Overview of the Series
In this series of articles, I will be sharing excerpts of case studies on several of my former students (with their permission, of course). Names and other identifying information have been changed, but the material facts — MCAT score, GPA, etc. — are unchanged. The full case studies are published in my book, Pre-Med Success Stories.
I’ll present each case study in three parts — an introduction of the student, followed by an in-depth assessment of the student’s profile and chances for admission to medical school, and then finally I’ll explain what happened to the student once s/he applied.
In this article, I will tell you how Paul did in part three of this three-part series.
Part II — What Are Paul’s Core Themes?

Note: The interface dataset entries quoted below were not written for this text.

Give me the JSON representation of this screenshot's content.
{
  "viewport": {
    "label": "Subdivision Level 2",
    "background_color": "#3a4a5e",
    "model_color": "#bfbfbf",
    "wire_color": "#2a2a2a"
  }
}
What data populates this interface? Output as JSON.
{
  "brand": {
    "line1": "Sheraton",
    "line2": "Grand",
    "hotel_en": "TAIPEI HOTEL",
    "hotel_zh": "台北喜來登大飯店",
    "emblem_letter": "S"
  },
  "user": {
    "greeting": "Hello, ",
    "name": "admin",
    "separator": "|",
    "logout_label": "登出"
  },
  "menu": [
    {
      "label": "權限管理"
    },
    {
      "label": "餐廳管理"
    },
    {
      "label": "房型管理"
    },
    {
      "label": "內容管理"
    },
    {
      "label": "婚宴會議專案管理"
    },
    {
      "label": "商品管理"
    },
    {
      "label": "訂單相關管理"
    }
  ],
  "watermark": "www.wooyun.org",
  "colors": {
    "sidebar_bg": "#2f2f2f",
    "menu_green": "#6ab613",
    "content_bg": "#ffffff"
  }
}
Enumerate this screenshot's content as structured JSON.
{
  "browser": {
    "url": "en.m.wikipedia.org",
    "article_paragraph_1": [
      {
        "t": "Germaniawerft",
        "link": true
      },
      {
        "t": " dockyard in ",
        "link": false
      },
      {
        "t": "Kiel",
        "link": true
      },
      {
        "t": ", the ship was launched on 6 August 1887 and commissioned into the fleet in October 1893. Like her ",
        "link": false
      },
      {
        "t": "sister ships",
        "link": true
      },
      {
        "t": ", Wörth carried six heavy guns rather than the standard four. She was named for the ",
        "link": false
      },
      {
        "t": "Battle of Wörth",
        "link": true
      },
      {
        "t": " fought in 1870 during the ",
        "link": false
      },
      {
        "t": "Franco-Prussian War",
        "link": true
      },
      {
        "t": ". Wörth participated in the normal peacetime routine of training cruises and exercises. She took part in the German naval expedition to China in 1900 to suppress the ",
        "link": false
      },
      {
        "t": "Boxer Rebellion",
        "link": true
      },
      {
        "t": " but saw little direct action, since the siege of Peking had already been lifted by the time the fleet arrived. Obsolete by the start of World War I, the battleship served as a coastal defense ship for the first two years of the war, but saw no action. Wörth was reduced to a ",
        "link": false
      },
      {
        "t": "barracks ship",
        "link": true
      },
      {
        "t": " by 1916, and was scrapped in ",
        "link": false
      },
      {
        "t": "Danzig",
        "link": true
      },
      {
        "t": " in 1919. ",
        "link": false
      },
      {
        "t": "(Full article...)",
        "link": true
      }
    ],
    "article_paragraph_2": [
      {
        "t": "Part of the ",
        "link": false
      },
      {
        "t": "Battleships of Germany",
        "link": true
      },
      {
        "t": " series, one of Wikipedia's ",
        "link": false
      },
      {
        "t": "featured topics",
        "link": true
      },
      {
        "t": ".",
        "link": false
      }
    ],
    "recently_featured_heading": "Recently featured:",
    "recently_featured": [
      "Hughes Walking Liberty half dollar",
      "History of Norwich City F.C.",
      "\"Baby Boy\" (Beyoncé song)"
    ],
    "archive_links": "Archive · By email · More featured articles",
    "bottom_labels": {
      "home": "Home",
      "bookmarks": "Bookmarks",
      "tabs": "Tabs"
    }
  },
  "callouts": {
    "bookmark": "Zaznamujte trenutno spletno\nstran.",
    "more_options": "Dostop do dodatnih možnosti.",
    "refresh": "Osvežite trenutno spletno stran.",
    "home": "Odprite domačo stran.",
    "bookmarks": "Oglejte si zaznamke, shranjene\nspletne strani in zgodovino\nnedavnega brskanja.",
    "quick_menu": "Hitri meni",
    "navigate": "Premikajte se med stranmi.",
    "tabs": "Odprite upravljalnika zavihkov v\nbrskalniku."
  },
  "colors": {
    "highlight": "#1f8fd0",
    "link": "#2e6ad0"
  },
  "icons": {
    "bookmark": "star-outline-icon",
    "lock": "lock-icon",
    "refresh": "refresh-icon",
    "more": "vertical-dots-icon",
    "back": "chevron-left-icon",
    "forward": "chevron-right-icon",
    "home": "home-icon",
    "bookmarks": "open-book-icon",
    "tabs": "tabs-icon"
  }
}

If you’ve been following these premed case studies, you should know that I generally advise organizing your application into a few core themes. Once you have a general structure of ideas, you can make your application a whole instead of it being many different parts. It is crucial that you make these connections.
For Paul, he has plenty of themes that run throughout his life, many of which require explaining on his part. For one, he should talk about his aspirations in neuroscience or psychiatry. Since his ER work influenced him so greatly, he should tie that into his career goal of working with the mentally ill. On this note, he should also discuss his passion for studying the human psyche and brain. He needs to make it clear that he’s an interdisciplinary individual and that there’s more to medicine than just science and logic — it involves interpersonal relationships, and this can’t be separated from medical practice. Related, but not as important, is also Paul’s work with deaf children at the Harold Treny Clinic for the Profoundly Deaf and his own self-confidence.

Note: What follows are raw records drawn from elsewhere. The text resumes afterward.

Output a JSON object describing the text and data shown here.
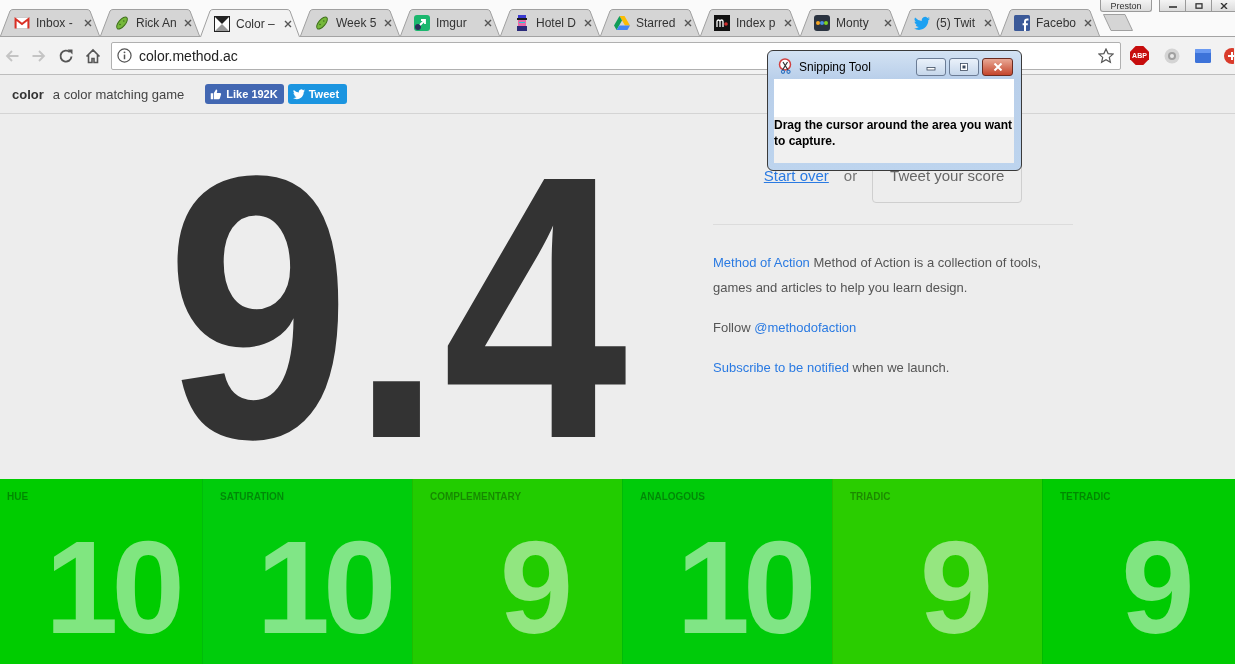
{
  "browser": {
    "tabs": [
      {
        "title": "Inbox -",
        "selected": false
      },
      {
        "title": "Rick An",
        "selected": false
      },
      {
        "title": "Color –",
        "selected": true
      },
      {
        "title": "Week 5",
        "selected": false
      },
      {
        "title": "Imgur",
        "selected": false
      },
      {
        "title": "Hotel D",
        "selected": false
      },
      {
        "title": "Starred",
        "selected": false
      },
      {
        "title": "Index p",
        "selected": false
      },
      {
        "title": "Monty",
        "selected": false
      },
      {
        "title": "(5) Twit",
        "selected": false
      },
      {
        "title": "Facebo",
        "selected": false
      }
    ],
    "profile": "Preston",
    "back": {
      "disabled": true
    },
    "forward": {
      "disabled": true
    },
    "address": "color.method.ac",
    "extension_label": "ABP"
  },
  "header": {
    "logo": "color",
    "tagline": "a color matching game",
    "like": {
      "label": "Like",
      "count": "192K"
    },
    "tweet": "Tweet"
  },
  "score": "9.4",
  "actions": {
    "start_over": "Start over",
    "separator": "or",
    "tweet_score": "Tweet your score"
  },
  "about": [
    {
      "parts": [
        {
          "kind": "link",
          "text": "Method of Action"
        },
        {
          "kind": "text",
          "text": "Method of Action is a collection of tools, games and articles to help you learn design."
        }
      ]
    },
    {
      "parts": [
        {
          "kind": "text",
          "text": "Follow"
        },
        {
          "kind": "link",
          "text": "@methodofaction"
        }
      ]
    },
    {
      "parts": [
        {
          "kind": "link",
          "text": "Subscribe to be notified"
        },
        {
          "kind": "text",
          "text": "when we launch."
        }
      ]
    }
  ],
  "scores": [
    {
      "label": "HUE",
      "value": "10",
      "color": "#00cc00"
    },
    {
      "label": "SATURATION",
      "value": "10",
      "color": "#00cc0c"
    },
    {
      "label": "COMPLEMENTARY",
      "value": "9",
      "color": "#22cc00"
    },
    {
      "label": "ANALOGOUS",
      "value": "10",
      "color": "#00cb0a"
    },
    {
      "label": "TRIADIC",
      "value": "9",
      "color": "#2acd00"
    },
    {
      "label": "TETRADIC",
      "value": "9",
      "color": "#00cb02"
    }
  ],
  "snipping_tool": {
    "title": "Snipping Tool",
    "message": "Drag the cursor around the area you want to capture."
  }
}
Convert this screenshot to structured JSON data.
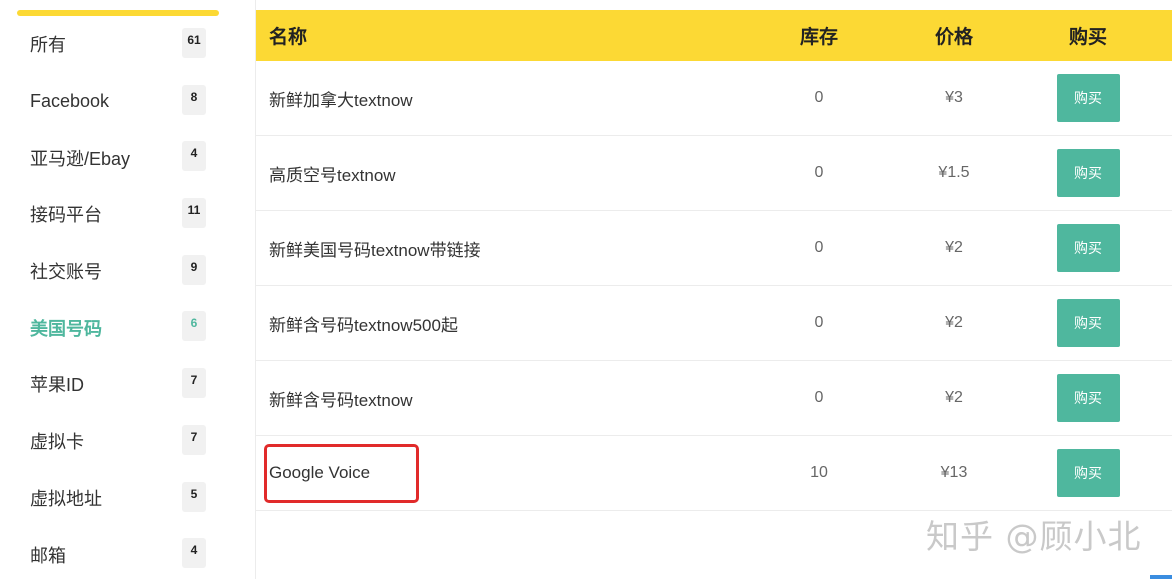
{
  "sidebar": {
    "items": [
      {
        "label": "所有",
        "count": "61",
        "active": false
      },
      {
        "label": "Facebook",
        "count": "8",
        "active": false
      },
      {
        "label": "亚马逊/Ebay",
        "count": "4",
        "active": false
      },
      {
        "label": "接码平台",
        "count": "11",
        "active": false
      },
      {
        "label": "社交账号",
        "count": "9",
        "active": false
      },
      {
        "label": "美国号码",
        "count": "6",
        "active": true
      },
      {
        "label": "苹果ID",
        "count": "7",
        "active": false
      },
      {
        "label": "虚拟卡",
        "count": "7",
        "active": false
      },
      {
        "label": "虚拟地址",
        "count": "5",
        "active": false
      },
      {
        "label": "邮箱",
        "count": "4",
        "active": false
      }
    ]
  },
  "table": {
    "headers": {
      "name": "名称",
      "stock": "库存",
      "price": "价格",
      "buy": "购买"
    },
    "rows": [
      {
        "name": "新鲜加拿大textnow",
        "stock": "0",
        "price": "¥3",
        "button": "购买"
      },
      {
        "name": "高质空号textnow",
        "stock": "0",
        "price": "¥1.5",
        "button": "购买"
      },
      {
        "name": "新鲜美国号码textnow带链接",
        "stock": "0",
        "price": "¥2",
        "button": "购买"
      },
      {
        "name": "新鲜含号码textnow500起",
        "stock": "0",
        "price": "¥2",
        "button": "购买"
      },
      {
        "name": "新鲜含号码textnow",
        "stock": "0",
        "price": "¥2",
        "button": "购买"
      },
      {
        "name": "Google Voice",
        "stock": "10",
        "price": "¥13",
        "button": "购买"
      }
    ]
  },
  "watermark": "知乎 @顾小北",
  "colors": {
    "accent_yellow": "#fcd934",
    "accent_green": "#4fb79e",
    "highlight_red": "#e12a2a"
  }
}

The Personal Statement
Paul’s first draft was quite good. He began with an anecdote about working with a kid at camp, then talked about research and the beauty of the human brain, continued with his experiences of working at a deaf children’s clinic, and finally discussed the need for knowledge and care in his closing. However, I decided to get picky with the details. He described his interactions with children well, but I wanted him to elaborate how it transformed him. Instead of only talking about the progress the patient made, I also wanted him to mention his own progress in conjunction with that.
(Author’s note: You can read Paul’s final personal statement in Pre-Med Success Stories.)

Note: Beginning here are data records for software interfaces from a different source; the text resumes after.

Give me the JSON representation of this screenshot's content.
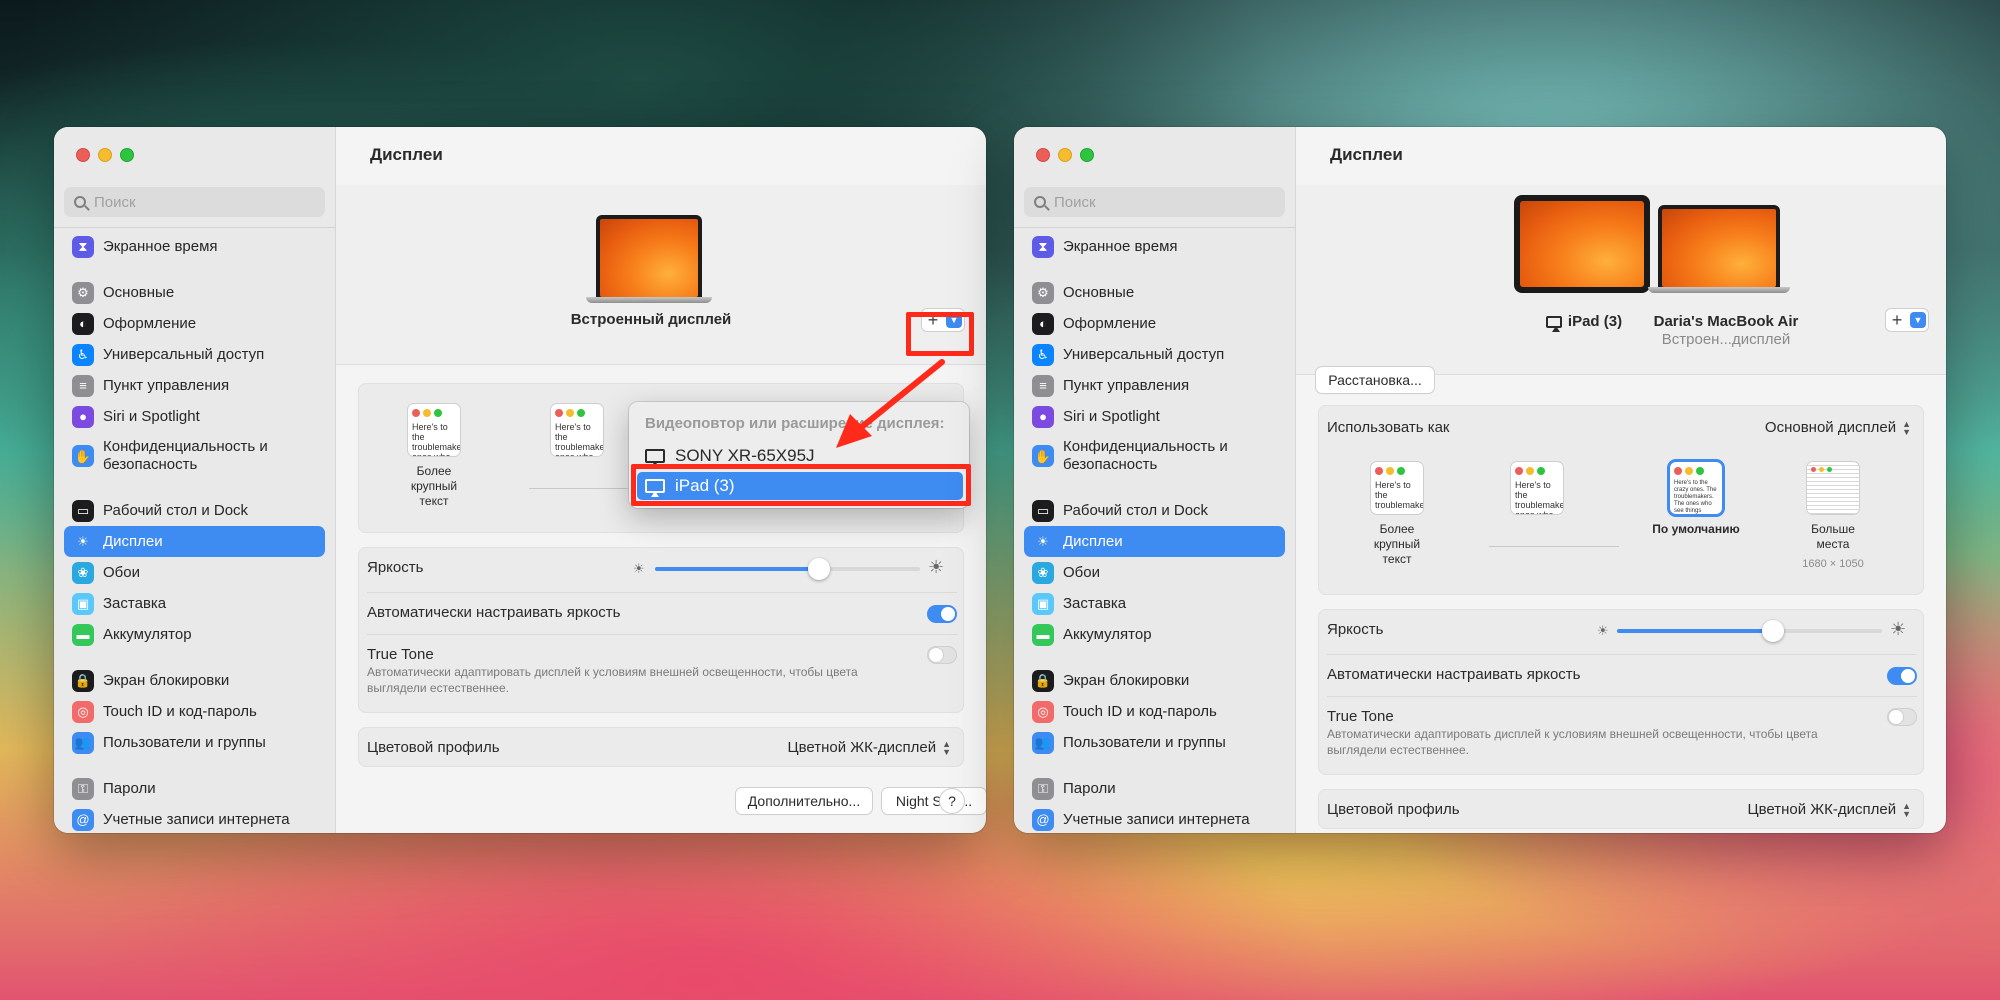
{
  "colors": {
    "accent": "#3e8bf1",
    "highlight": "#ff2a1a"
  },
  "sidebar": {
    "search_placeholder": "Поиск",
    "items": [
      {
        "label": "Экранное время",
        "icon": "hourglass-icon",
        "color": "#5e5ce6"
      },
      {
        "label": "Основные",
        "icon": "gear-icon",
        "color": "#8e8e93"
      },
      {
        "label": "Оформление",
        "icon": "appearance-icon",
        "color": "#1c1c1e"
      },
      {
        "label": "Универсальный доступ",
        "icon": "accessibility-icon",
        "color": "#0a84ff"
      },
      {
        "label": "Пункт управления",
        "icon": "control-center-icon",
        "color": "#8e8e93"
      },
      {
        "label": "Siri и Spotlight",
        "icon": "siri-icon",
        "color": "#7b4ae0"
      },
      {
        "label": "Конфиденциальность и безопасность",
        "icon": "hand-icon",
        "color": "#3e8bf1"
      },
      {
        "label": "Рабочий стол и Dock",
        "icon": "dock-icon",
        "color": "#1c1c1e"
      },
      {
        "label": "Дисплеи",
        "icon": "sun-icon",
        "color": "#3e8bf1"
      },
      {
        "label": "Обои",
        "icon": "wallpaper-icon",
        "color": "#2aa9e0"
      },
      {
        "label": "Заставка",
        "icon": "screensaver-icon",
        "color": "#5ac8fa"
      },
      {
        "label": "Аккумулятор",
        "icon": "battery-icon",
        "color": "#34c759"
      },
      {
        "label": "Экран блокировки",
        "icon": "lock-icon",
        "color": "#1c1c1e"
      },
      {
        "label": "Touch ID и код-пароль",
        "icon": "fingerprint-icon",
        "color": "#f26b6b"
      },
      {
        "label": "Пользователи и группы",
        "icon": "users-icon",
        "color": "#3e8bf1"
      },
      {
        "label": "Пароли",
        "icon": "key-icon",
        "color": "#8e8e93"
      },
      {
        "label": "Учетные записи интернета",
        "icon": "at-icon",
        "color": "#3e8bf1"
      }
    ]
  },
  "left": {
    "title": "Дисплеи",
    "display_name": "Встроенный дисплей",
    "plus_label": "+",
    "thumbs": [
      {
        "caption": "Более крупный текст",
        "sample": "Here's to the troublemakers, ones who"
      },
      {
        "caption": "",
        "sample": "Here's to the troublemakers, ones who"
      }
    ],
    "brightness_label": "Яркость",
    "brightness_level": 0.62,
    "auto_brightness_label": "Автоматически настраивать яркость",
    "true_tone_label": "True Tone",
    "true_tone_desc": "Автоматически адаптировать дисплей к условиям внешней освещенности, чтобы цвета выглядели естественнее.",
    "color_profile_label": "Цветовой профиль",
    "color_profile_value": "Цветной ЖК-дисплей",
    "btn_advanced": "Дополнительно...",
    "btn_night_shift": "Night Shift...",
    "btn_help": "?",
    "dropdown": {
      "header": "Видеоповтор или расширение дисплея:",
      "items": [
        {
          "label": "SONY XR-65X95J",
          "selected": false
        },
        {
          "label": "iPad (3)",
          "selected": true
        }
      ]
    }
  },
  "right": {
    "title": "Дисплеи",
    "btn_arrangement": "Расстановка...",
    "ipad_label": "iPad (3)",
    "mac_label": "Daria's MacBook Air",
    "mac_sub": "Встроен...дисплей",
    "plus_label": "+",
    "use_as_label": "Использовать как",
    "use_as_value": "Основной дисплей",
    "thumbs": [
      {
        "caption": "Более крупный текст",
        "sample": "Here's to the troublemakers"
      },
      {
        "caption": "",
        "sample": "Here's to the troublemakers, ones who"
      },
      {
        "caption": "По умолчанию",
        "sample": "Here's to the crazy ones. The troublemakers. The ones who see things differently. rules. And they"
      },
      {
        "caption": "Больше места",
        "sample": "",
        "resolution": "1680 × 1050"
      }
    ],
    "brightness_label": "Яркость",
    "brightness_level": 0.59,
    "auto_brightness_label": "Автоматически настраивать яркость",
    "true_tone_label": "True Tone",
    "true_tone_desc": "Автоматически адаптировать дисплей к условиям внешней освещенности, чтобы цвета выглядели естественнее.",
    "color_profile_label": "Цветовой профиль",
    "color_profile_value": "Цветной ЖК-дисплей"
  }
}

Paul took instruction easily and, by his final draft, we identified which stories would be most hard-hitting. He completely reworked his initial draft which was a leftover from the last time he applied. Most importantly, we emphasized the core themes he and I discussed. By the end of it, he had written on a truly emotional interaction with a child at camp. He was happy with the final result.
Interested in what happened to Paul? In part three, I’ll tell you where he got in and what made him stand out as a candidate.